If the Gophers' secondary can repeat last week's performance and prevent the Rams from making big plays in the passing game, I don't see Colorado State having much success on offense against this defense. The defense can't afford to sleep on this group of receivers, but I trust that Tracy Claeys is well aware of the kind of talent the Rams have at receiver and the Gophers will be well prepared with a game plan to contain them.
Gophers' offensive line vs Rams' defensive line. One of the biggest issues against TCU a week ago was the offensive line.
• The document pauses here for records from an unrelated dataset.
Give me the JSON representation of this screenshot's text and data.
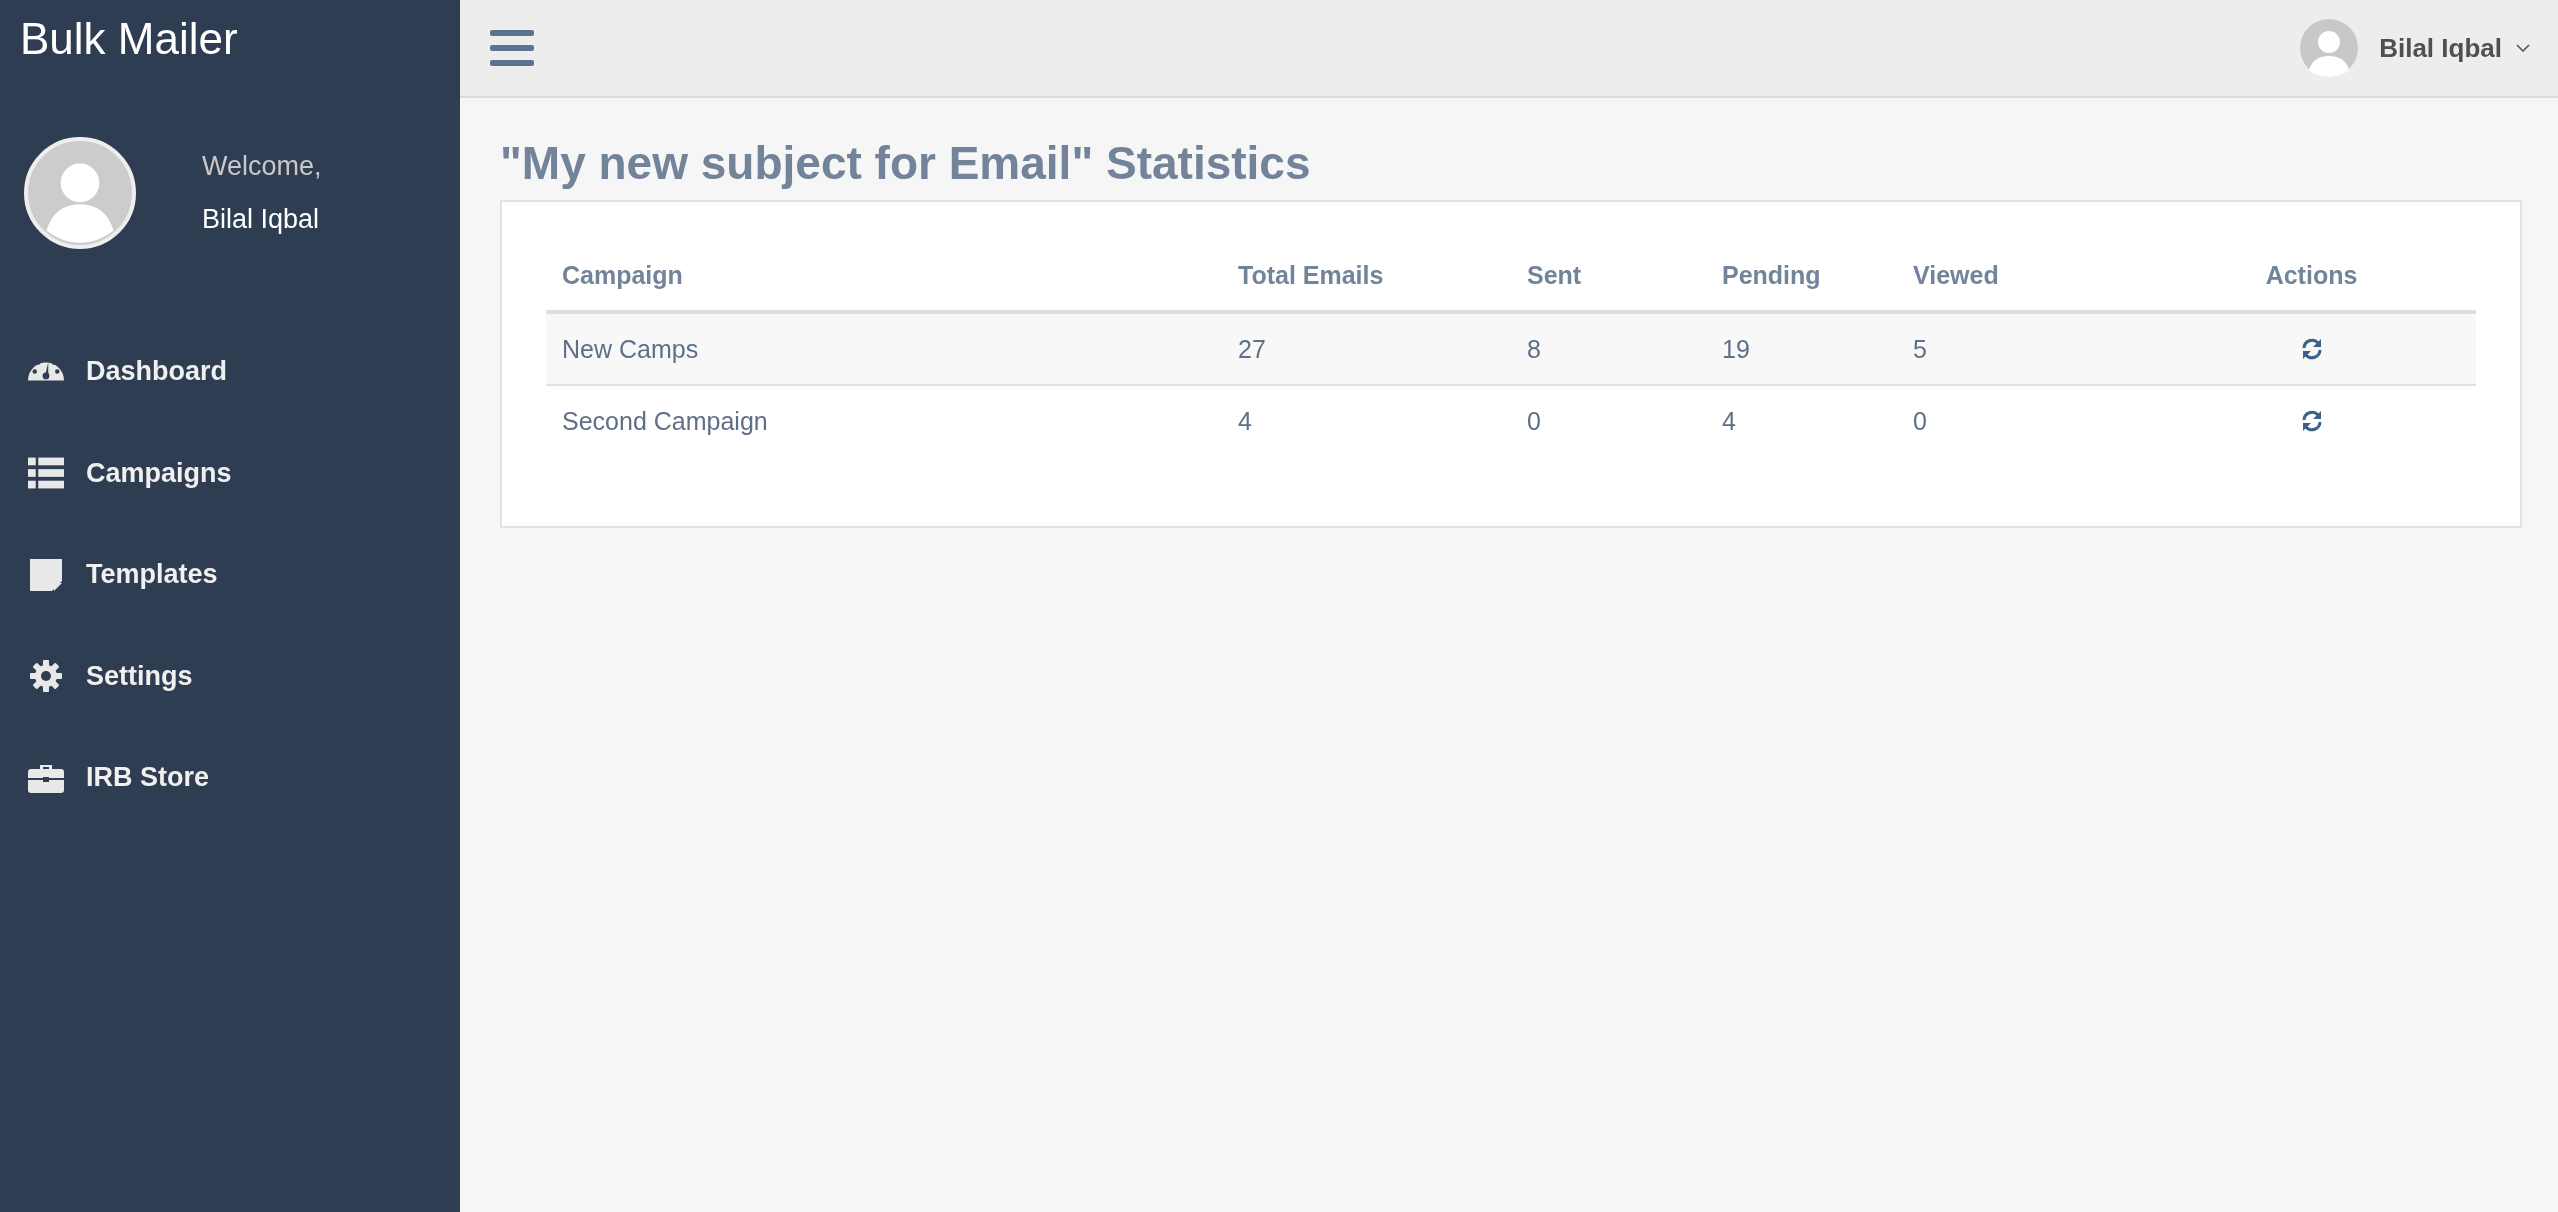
{
  "brand": "Bulk Mailer",
  "profile": {
    "greeting": "Welcome,",
    "name": "Bilal Iqbal"
  },
  "nav": [
    {
      "label": "Dashboard",
      "kind": "dashboard"
    },
    {
      "label": "Campaigns",
      "kind": "list"
    },
    {
      "label": "Templates",
      "kind": "note"
    },
    {
      "label": "Settings",
      "kind": "gear"
    },
    {
      "label": "IRB Store",
      "kind": "briefcase"
    }
  ],
  "topbar": {
    "user": "Bilal Iqbal"
  },
  "page_title": "\"My new subject for Email\" Statistics",
  "table": {
    "columns": [
      "Campaign",
      "Total Emails",
      "Sent",
      "Pending",
      "Viewed",
      "Actions"
    ],
    "rows": [
      {
        "cells": [
          "New Camps",
          "27",
          "8",
          "19",
          "5"
        ]
      },
      {
        "cells": [
          "Second Campaign",
          "4",
          "0",
          "4",
          "0"
        ]
      }
    ]
  }
}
Josh Campion was a last minute scratch at right tackle, and his replacement, Ben Lauer, had to be pulled in the second quarter in favor of Jonah Pirsig after more than a few blown assignments, clearly not having healed completely from his surgical procedure during preseason camp. It is imperative that the offensive line stabilize moving forward, and this Saturday represents a chance for them to start down that path. With Campion back at practice on Monday, I'm optimistic that we won't have to endure another game of musical chairs on Saturday.
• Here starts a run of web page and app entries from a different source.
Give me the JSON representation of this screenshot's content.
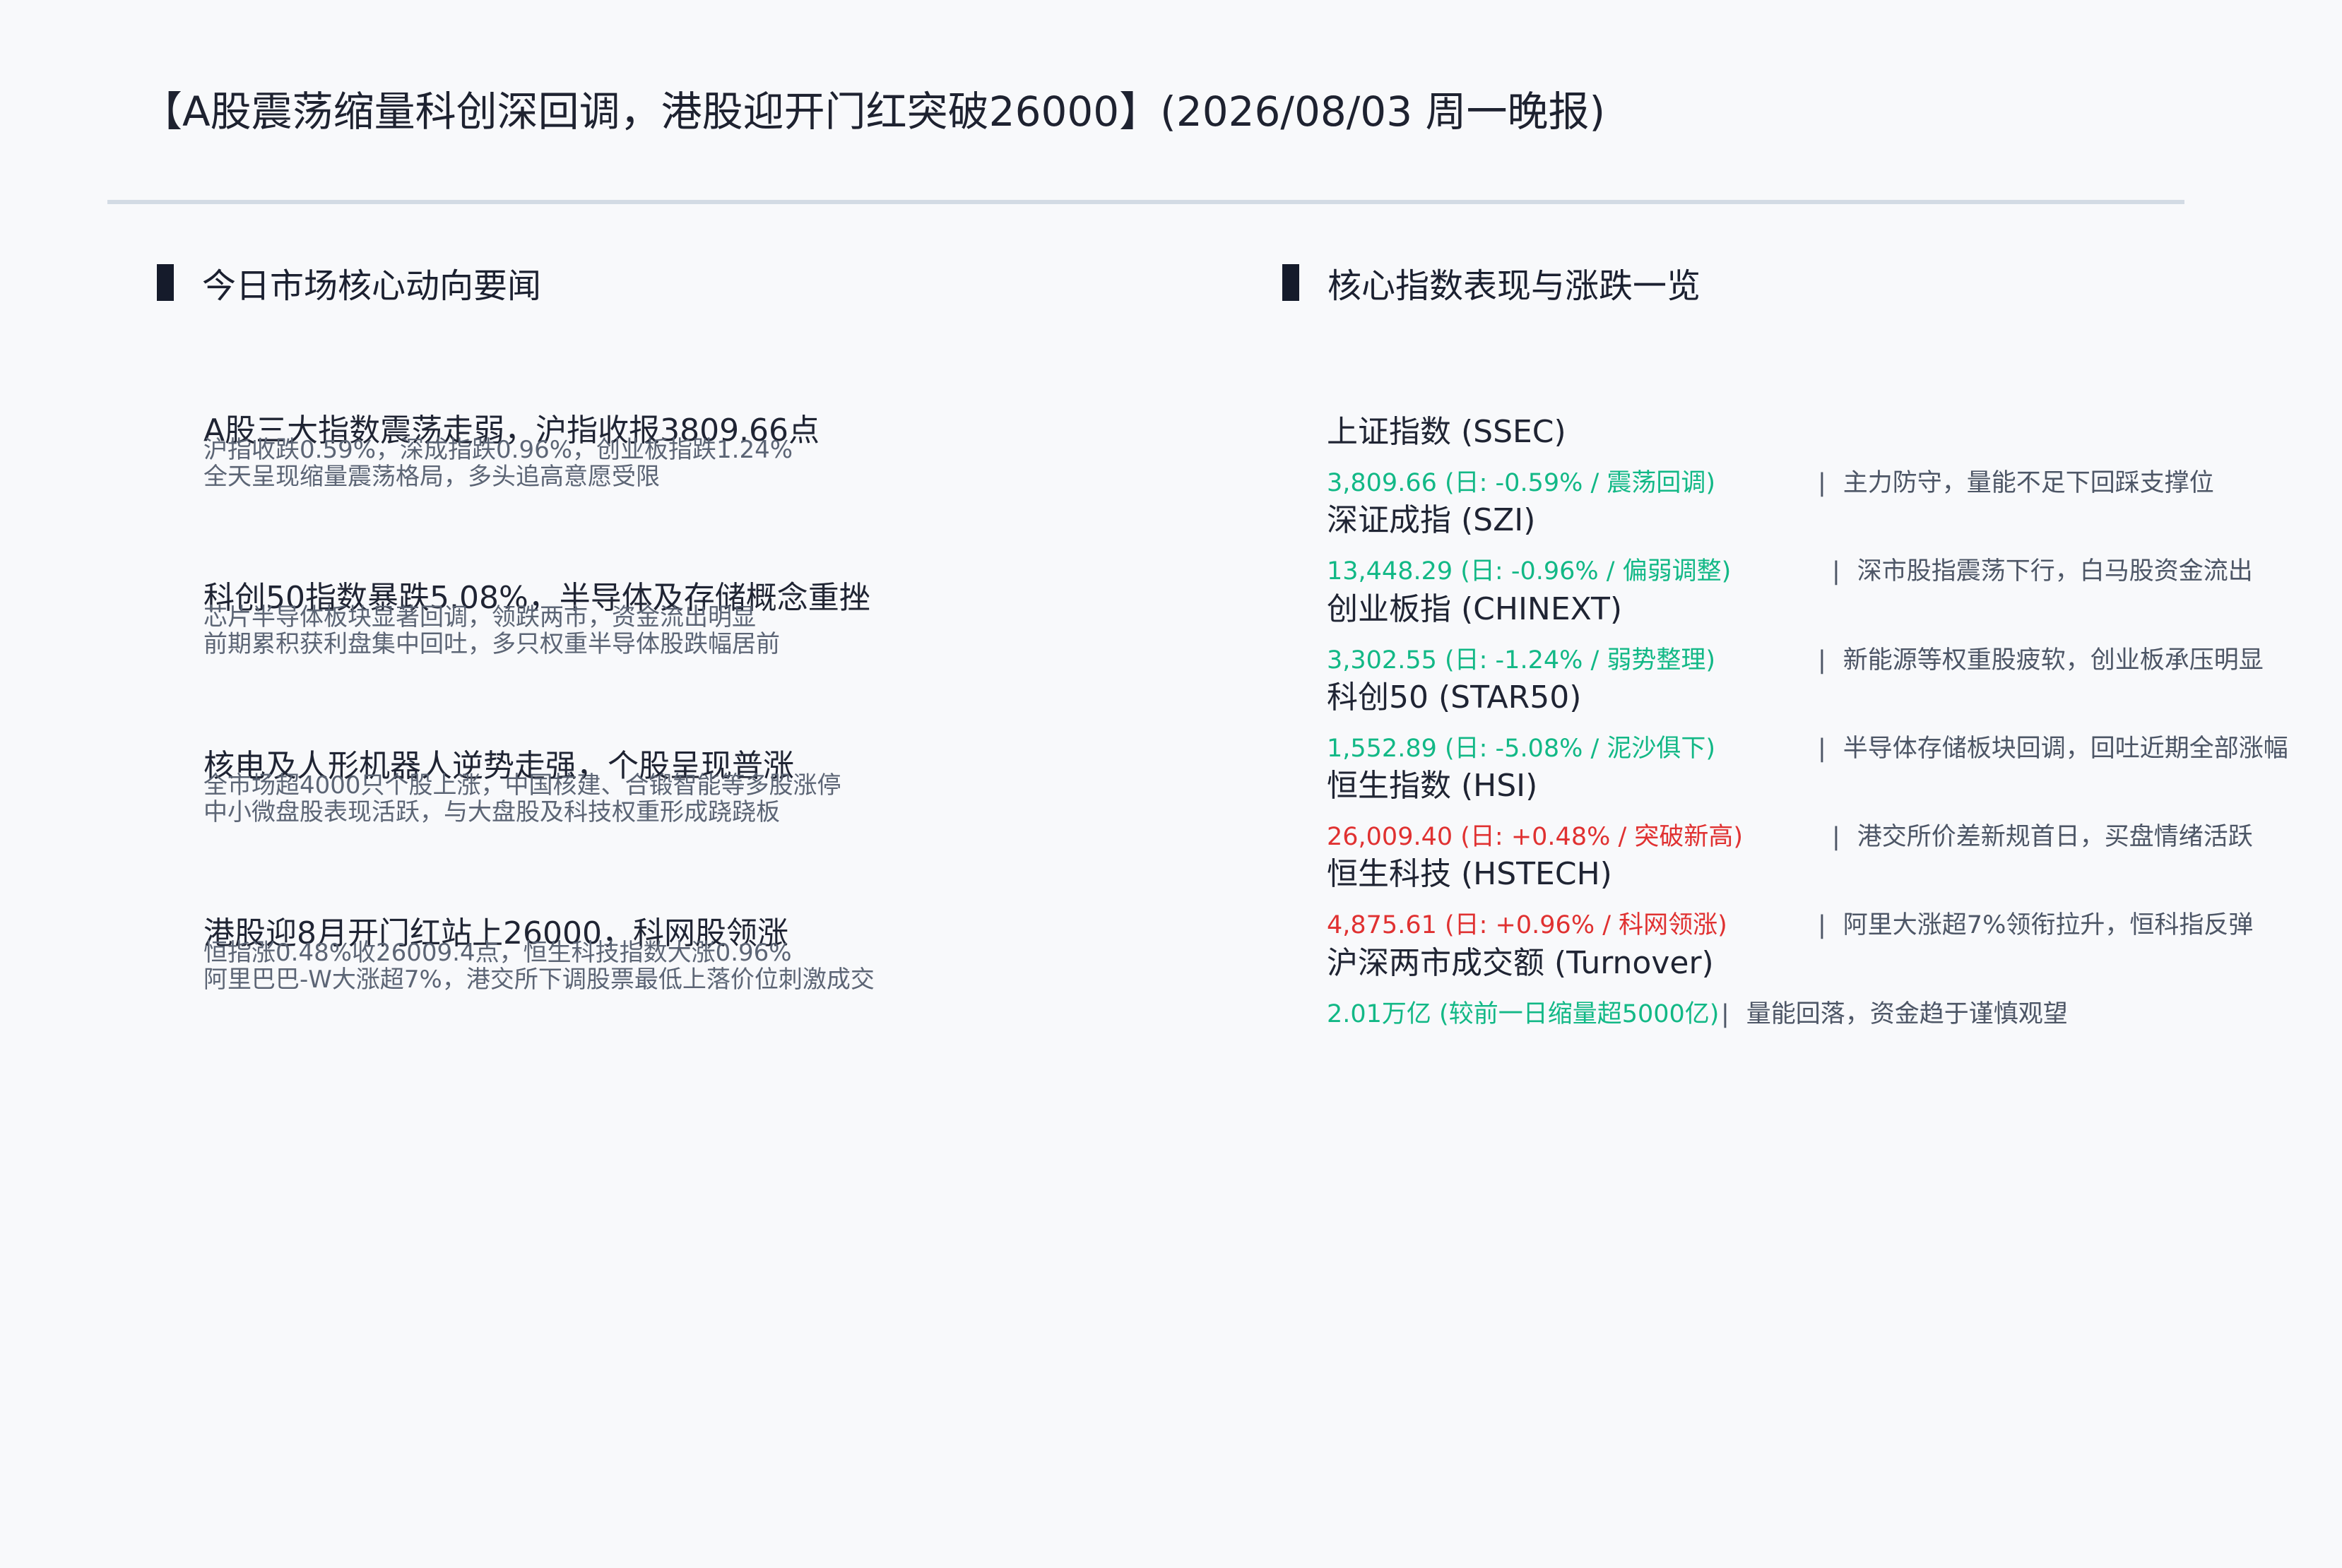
{
  "title": "【A股震荡缩量科创深回调，港股迎开门红突破26000】(2026/08/03 周一晚报)",
  "sections": {
    "left_title": "今日市场核心动向要闻",
    "right_title": "核心指数表现与涨跌一览"
  },
  "news": [
    {
      "headline": "A股三大指数震荡走弱，沪指收报3809.66点",
      "sub1": "沪指收跌0.59%，深成指跌0.96%，创业板指跌1.24%",
      "sub2": "全天呈现缩量震荡格局，多头追高意愿受限"
    },
    {
      "headline": "科创50指数暴跌5.08%，半导体及存储概念重挫",
      "sub1": "芯片半导体板块显著回调，领跌两市，资金流出明显",
      "sub2": "前期累积获利盘集中回吐，多只权重半导体股跌幅居前"
    },
    {
      "headline": "核电及人形机器人逆势走强，个股呈现普涨",
      "sub1": "全市场超4000只个股上涨，中国核建、合锻智能等多股涨停",
      "sub2": "中小微盘股表现活跃，与大盘股及科技权重形成跷跷板"
    },
    {
      "headline": "港股迎8月开门红站上26000，科网股领涨",
      "sub1": "恒指涨0.48%收26009.4点，恒生科技指数大涨0.96%",
      "sub2": "阿里巴巴-W大涨超7%，港交所下调股票最低上落价位刺激成交"
    }
  ],
  "indices": [
    {
      "name": "上证指数 (SSEC)",
      "value": "3,809.66 (日: -0.59% / 震荡回调)",
      "direction": "down",
      "separator": "|",
      "note": "主力防守，量能不足下回踩支撑位"
    },
    {
      "name": "深证成指 (SZI)",
      "value": "13,448.29 (日: -0.96% / 偏弱调整)",
      "direction": "down",
      "separator": "|",
      "note": "深市股指震荡下行，白马股资金流出"
    },
    {
      "name": "创业板指 (CHINEXT)",
      "value": "3,302.55 (日: -1.24% / 弱势整理)",
      "direction": "down",
      "separator": "|",
      "note": "新能源等权重股疲软，创业板承压明显"
    },
    {
      "name": "科创50 (STAR50)",
      "value": "1,552.89 (日: -5.08% / 泥沙俱下)",
      "direction": "down",
      "separator": "|",
      "note": "半导体存储板块回调，回吐近期全部涨幅"
    },
    {
      "name": "恒生指数 (HSI)",
      "value": "26,009.40 (日: +0.48% / 突破新高)",
      "direction": "up",
      "separator": "|",
      "note": "港交所价差新规首日，买盘情绪活跃"
    },
    {
      "name": "恒生科技 (HSTECH)",
      "value": "4,875.61 (日: +0.96% / 科网领涨)",
      "direction": "up",
      "separator": "|",
      "note": "阿里大涨超7%领衔拉升，恒科指反弹"
    },
    {
      "name": "沪深两市成交额 (Turnover)",
      "value": "2.01万亿 (较前一日缩量超5000亿)",
      "direction": "down",
      "separator": "|",
      "note": "量能回落，资金趋于谨慎观望"
    }
  ],
  "colors": {
    "down": "#12b886",
    "up": "#e03131",
    "rule": "#d3dbe4",
    "bar": "#151b2b"
  }
}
Colorado State ranked 96th in rushing defense a year ago, allowing an average of 200 rushing yards per game. The Rams don't have a lot of starting experience up front either, having to replace all but two defensive linemen and one linebacker in their front seven. If the Gophers aren't able to impose their will on the Rams defense and open up holes in the running game, that will not bode well for the Gophers' offense in this game -- or for the rest of the season, for that matter. I expect we'll see a lot of carries for Rodrick Williams and Rodney Smith as the Gophers look to avoid testing a decent secondary that returns two starting safeties from a unit that ranked 56th in pass defense a year ago. On the defensive line, senior defensive end Martavius Foster will be one to watch for the Rams after recording three sacks against Savannah State last Saturday.
The Rams are also transitioning from a 3-4 base defense to a 4-3 under new defensive coordinator Tyson Summers, so there could be some growing pains there or perhaps more success than last year against the rush. Who knows. Again, success against Savannah State is not the greatest indicator.
Ultimately, it comes down to the Gophers playing to their strengths. Last week against a tough opponent, the Gophers were able to run the ball well at times on offense and also limit a vaunted passing game on defense. Minnesota will need to do more of the same in order to beat Colorado State, with the key difference being that they're not lining up against the No. 2-ranked team in the nation this time around.
Any other matchups that you think could be the difference in this game?